━━━ The data

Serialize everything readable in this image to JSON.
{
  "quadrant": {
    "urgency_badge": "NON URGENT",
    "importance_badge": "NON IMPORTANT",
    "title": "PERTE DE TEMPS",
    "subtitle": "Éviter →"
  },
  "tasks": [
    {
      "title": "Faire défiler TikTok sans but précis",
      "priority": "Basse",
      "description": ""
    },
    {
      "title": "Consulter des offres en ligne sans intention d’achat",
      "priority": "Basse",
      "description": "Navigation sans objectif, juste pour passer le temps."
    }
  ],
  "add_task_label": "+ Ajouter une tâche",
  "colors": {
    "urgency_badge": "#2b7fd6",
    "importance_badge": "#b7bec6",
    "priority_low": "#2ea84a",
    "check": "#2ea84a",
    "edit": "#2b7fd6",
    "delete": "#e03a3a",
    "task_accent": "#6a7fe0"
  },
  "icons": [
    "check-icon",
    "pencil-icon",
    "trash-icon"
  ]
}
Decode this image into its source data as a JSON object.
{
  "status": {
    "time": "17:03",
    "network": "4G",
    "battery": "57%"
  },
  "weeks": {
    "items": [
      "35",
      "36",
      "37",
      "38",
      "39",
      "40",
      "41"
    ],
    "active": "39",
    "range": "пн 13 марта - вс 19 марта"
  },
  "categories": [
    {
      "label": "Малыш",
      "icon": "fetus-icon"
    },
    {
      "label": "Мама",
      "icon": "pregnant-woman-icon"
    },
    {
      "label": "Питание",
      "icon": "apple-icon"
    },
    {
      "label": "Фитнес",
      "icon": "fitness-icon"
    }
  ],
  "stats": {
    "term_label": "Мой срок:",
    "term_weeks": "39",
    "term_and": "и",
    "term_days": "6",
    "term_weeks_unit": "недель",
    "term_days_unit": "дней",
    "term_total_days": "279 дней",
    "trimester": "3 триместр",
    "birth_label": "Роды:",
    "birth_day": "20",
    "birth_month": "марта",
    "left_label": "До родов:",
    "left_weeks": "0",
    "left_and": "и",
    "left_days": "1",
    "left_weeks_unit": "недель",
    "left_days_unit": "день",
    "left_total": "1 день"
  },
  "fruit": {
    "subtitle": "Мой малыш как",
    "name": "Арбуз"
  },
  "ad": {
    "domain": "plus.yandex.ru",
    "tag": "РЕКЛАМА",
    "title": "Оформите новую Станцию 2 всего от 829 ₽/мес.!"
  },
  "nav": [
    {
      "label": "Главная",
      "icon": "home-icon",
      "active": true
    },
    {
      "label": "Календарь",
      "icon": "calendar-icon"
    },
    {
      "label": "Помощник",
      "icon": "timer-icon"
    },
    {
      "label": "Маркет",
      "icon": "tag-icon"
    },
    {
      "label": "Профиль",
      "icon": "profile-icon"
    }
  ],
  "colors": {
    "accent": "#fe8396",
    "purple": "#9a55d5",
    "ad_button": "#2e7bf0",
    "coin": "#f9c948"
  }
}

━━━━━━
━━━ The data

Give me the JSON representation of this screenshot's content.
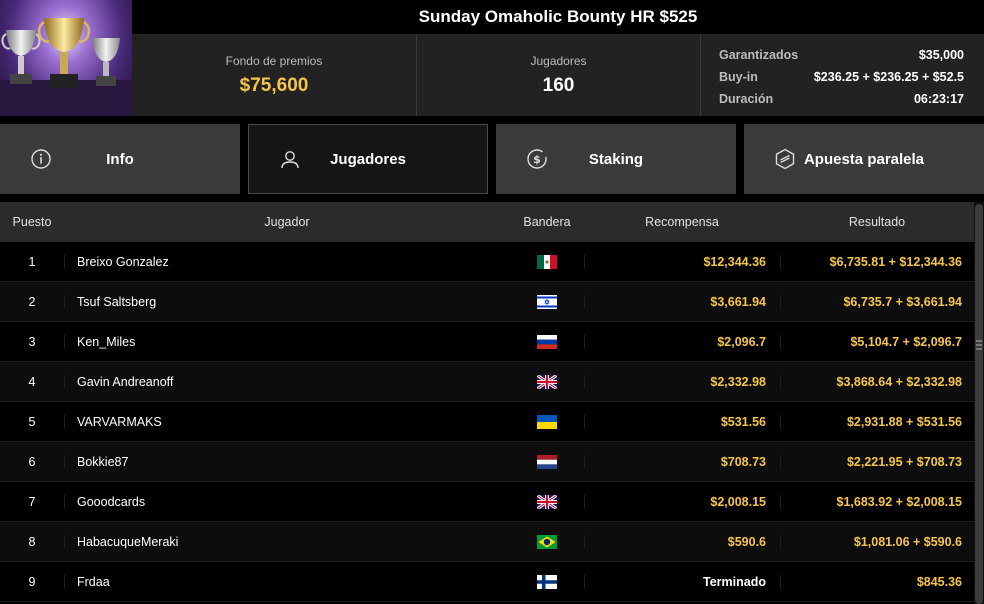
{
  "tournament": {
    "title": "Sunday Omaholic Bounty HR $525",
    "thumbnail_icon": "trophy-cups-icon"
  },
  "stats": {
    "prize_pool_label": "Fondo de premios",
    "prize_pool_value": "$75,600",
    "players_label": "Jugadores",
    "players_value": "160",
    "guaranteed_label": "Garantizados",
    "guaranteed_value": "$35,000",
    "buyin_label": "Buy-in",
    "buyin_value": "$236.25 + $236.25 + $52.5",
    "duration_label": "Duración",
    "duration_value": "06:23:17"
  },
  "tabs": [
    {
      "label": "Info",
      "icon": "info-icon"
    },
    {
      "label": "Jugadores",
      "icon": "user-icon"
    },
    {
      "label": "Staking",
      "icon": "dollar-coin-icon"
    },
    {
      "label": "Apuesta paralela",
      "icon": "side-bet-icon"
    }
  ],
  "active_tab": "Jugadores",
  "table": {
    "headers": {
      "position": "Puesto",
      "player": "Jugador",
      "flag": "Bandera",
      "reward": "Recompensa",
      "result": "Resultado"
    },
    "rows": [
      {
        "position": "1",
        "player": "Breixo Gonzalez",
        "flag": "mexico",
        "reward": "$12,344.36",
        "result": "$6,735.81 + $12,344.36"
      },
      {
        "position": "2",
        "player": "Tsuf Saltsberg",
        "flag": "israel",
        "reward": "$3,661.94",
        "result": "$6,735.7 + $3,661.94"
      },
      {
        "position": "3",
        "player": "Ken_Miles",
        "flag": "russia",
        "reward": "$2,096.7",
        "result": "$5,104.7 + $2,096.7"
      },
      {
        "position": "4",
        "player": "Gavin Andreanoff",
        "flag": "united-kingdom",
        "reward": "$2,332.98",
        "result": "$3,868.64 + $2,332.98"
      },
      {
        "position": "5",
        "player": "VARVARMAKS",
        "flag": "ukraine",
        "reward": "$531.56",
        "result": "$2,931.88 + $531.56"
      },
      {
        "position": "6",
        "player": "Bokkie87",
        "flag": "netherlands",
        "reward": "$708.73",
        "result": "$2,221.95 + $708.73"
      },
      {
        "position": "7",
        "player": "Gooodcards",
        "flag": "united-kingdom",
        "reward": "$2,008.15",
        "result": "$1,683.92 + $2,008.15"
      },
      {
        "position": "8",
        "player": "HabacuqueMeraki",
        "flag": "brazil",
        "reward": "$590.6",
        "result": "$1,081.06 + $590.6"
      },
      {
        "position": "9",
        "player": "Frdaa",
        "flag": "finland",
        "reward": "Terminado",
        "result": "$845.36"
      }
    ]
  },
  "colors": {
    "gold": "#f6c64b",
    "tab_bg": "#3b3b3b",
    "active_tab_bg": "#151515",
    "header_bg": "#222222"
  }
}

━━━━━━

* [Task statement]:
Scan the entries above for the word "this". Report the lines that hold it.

* [Response]:
Serialize everything readable in this image to JSON.
Decode this image into its source data as a JSON object.
Give me the JSON representation of this screenshot's content.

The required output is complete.